■ Aim of the task: Count, in the listing that follows, every line containing the word "this". Give the number by itself.
------
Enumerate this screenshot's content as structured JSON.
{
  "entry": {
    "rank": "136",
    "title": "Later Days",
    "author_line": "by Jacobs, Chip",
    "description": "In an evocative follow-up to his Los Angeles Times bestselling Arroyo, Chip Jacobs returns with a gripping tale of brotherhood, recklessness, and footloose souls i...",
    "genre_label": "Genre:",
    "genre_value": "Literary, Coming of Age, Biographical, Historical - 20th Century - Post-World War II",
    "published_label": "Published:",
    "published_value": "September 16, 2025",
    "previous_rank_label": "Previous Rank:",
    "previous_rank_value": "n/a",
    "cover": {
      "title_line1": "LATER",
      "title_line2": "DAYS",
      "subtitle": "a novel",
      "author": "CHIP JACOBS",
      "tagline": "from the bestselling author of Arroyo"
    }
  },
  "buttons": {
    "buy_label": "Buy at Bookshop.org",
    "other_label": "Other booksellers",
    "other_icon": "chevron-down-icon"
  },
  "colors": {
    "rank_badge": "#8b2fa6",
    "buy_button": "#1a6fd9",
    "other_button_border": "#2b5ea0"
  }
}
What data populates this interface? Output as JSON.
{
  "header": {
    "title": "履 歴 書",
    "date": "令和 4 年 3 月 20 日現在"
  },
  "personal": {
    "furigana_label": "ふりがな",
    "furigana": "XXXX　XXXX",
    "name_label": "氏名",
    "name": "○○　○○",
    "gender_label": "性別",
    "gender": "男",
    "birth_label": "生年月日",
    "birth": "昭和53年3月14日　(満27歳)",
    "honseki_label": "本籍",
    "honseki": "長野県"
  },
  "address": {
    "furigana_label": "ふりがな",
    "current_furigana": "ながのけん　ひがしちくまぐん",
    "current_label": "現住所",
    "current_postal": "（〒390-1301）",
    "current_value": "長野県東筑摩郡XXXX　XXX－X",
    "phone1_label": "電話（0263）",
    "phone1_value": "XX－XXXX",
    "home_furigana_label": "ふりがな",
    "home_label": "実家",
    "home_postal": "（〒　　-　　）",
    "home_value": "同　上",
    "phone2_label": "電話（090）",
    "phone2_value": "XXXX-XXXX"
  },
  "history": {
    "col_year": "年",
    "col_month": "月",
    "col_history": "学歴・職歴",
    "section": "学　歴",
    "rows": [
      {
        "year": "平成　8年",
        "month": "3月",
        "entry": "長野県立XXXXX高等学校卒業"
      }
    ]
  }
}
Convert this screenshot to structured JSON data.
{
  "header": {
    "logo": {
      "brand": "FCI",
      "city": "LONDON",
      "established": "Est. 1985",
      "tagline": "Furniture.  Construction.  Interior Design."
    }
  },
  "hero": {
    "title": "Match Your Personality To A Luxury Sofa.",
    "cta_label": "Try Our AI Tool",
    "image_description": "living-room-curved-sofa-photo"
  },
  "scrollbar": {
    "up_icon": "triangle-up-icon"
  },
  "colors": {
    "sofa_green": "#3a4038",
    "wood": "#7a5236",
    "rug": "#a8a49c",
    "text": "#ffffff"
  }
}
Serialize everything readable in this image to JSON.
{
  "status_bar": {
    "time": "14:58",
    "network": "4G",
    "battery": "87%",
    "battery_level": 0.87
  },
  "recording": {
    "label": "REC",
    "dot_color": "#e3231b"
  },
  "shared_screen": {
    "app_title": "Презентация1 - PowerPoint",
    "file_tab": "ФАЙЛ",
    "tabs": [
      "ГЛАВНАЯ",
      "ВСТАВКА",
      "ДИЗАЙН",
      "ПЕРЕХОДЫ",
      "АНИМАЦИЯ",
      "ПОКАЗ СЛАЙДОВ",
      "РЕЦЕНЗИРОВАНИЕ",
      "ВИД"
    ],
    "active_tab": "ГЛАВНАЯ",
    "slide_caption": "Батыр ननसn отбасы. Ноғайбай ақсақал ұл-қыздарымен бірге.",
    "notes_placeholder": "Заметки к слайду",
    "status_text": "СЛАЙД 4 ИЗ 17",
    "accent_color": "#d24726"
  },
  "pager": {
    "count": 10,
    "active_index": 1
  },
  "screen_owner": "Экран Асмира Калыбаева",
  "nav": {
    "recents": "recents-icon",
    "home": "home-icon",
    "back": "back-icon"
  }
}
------
■ Solution below: 4